● PROBLEM STATEMENT
Leave out the pictures and restate exactly, and only, the lines from the one that contains "Parse this screenshot: output" through the final line of the material below.
..........
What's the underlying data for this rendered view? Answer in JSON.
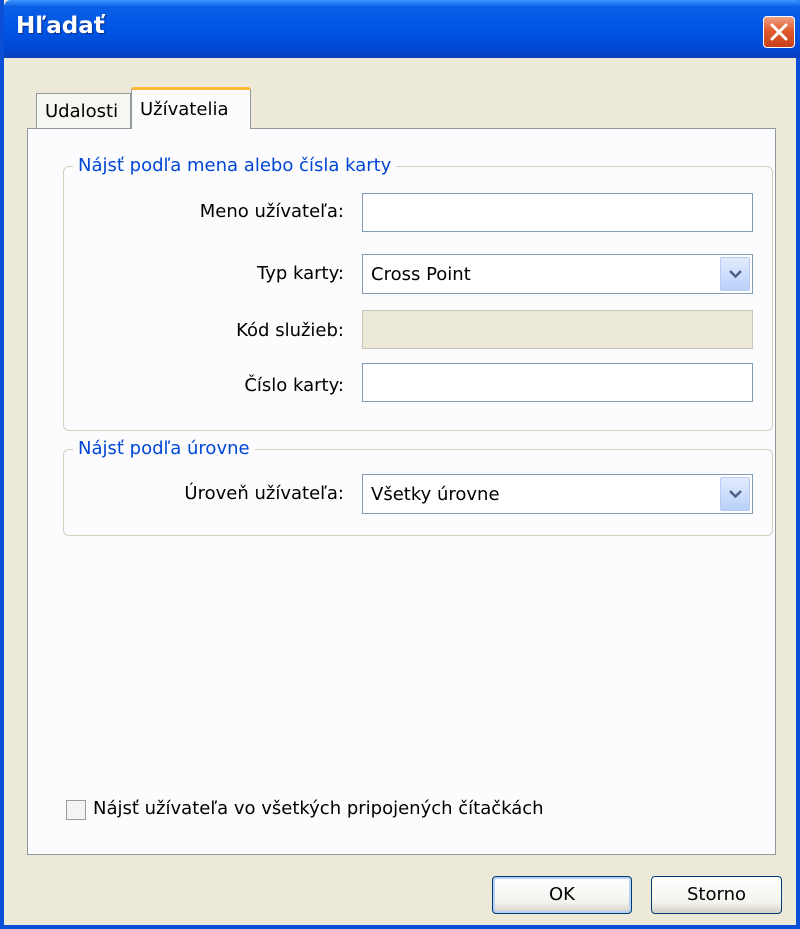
{
  "window": {
    "title": "Hľadať",
    "close_icon": "close-icon"
  },
  "tabs": [
    {
      "label": "Udalosti",
      "active": false
    },
    {
      "label": "Užívatelia",
      "active": true
    }
  ],
  "group_name_card": {
    "legend": "Nájsť podľa mena alebo čísla karty",
    "fields": {
      "username": {
        "label": "Meno užívateľa:",
        "value": ""
      },
      "card_type": {
        "label": "Typ karty:",
        "value": "Cross Point"
      },
      "service_code": {
        "label": "Kód služieb:",
        "value": "",
        "disabled": true
      },
      "card_number": {
        "label": "Číslo karty:",
        "value": ""
      }
    }
  },
  "group_level": {
    "legend": "Nájsť podľa úrovne",
    "fields": {
      "user_level": {
        "label": "Úroveň užívateľa:",
        "value": "Všetky úrovne"
      }
    }
  },
  "options": {
    "search_all_readers": {
      "label": "Nájsť užívateľa vo všetkých pripojených čítačkách",
      "checked": false
    }
  },
  "buttons": {
    "ok": "OK",
    "cancel": "Storno"
  },
  "colors": {
    "titlebar": "#0055e5",
    "legend_text": "#0046d5",
    "dialog_bg": "#ece9d8",
    "close_button": "#e25b2d",
    "active_tab_accent": "#ffb935"
  }
}
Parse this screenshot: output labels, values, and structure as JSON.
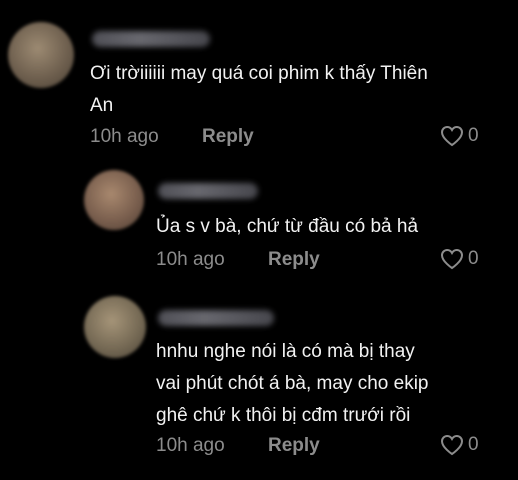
{
  "comments": [
    {
      "text": "Ơi trờiiiiii may quá coi phim k thấy Thiên\nAn",
      "time": "10h ago",
      "reply_label": "Reply",
      "likes": "0",
      "avatar_color": "#7a6a58"
    },
    {
      "text": "Ủa s v bà, chứ từ đầu có bả hả",
      "time": "10h ago",
      "reply_label": "Reply",
      "likes": "0",
      "avatar_color": "#8a6f5e"
    },
    {
      "text": "hnhu nghe nói là có mà bị thay\nvai phút chót á bà, may cho ekip\nghê chứ k thôi bị cđm trưới rồi",
      "time": "10h ago",
      "reply_label": "Reply",
      "likes": "0",
      "avatar_color": "#7e7460"
    }
  ],
  "colors": {
    "background": "#000000",
    "text": "#f2f2f2",
    "muted": "#8c8c8c"
  }
}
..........
● YOUR SOLUTION
Parse this screenshot: output labels, values, and structure as JSON.
{
  "comments": [
    {
      "text": "Ơi trờiiiiii may quá coi phim k thấy Thiên\nAn",
      "time": "10h ago",
      "reply_label": "Reply",
      "likes": "0",
      "avatar_color": "#7a6a58"
    },
    {
      "text": "Ủa s v bà, chứ từ đầu có bả hả",
      "time": "10h ago",
      "reply_label": "Reply",
      "likes": "0",
      "avatar_color": "#8a6f5e"
    },
    {
      "text": "hnhu nghe nói là có mà bị thay\nvai phút chót á bà, may cho ekip\nghê chứ k thôi bị cđm trưới rồi",
      "time": "10h ago",
      "reply_label": "Reply",
      "likes": "0",
      "avatar_color": "#7e7460"
    }
  ],
  "colors": {
    "background": "#000000",
    "text": "#f2f2f2",
    "muted": "#8c8c8c"
  }
}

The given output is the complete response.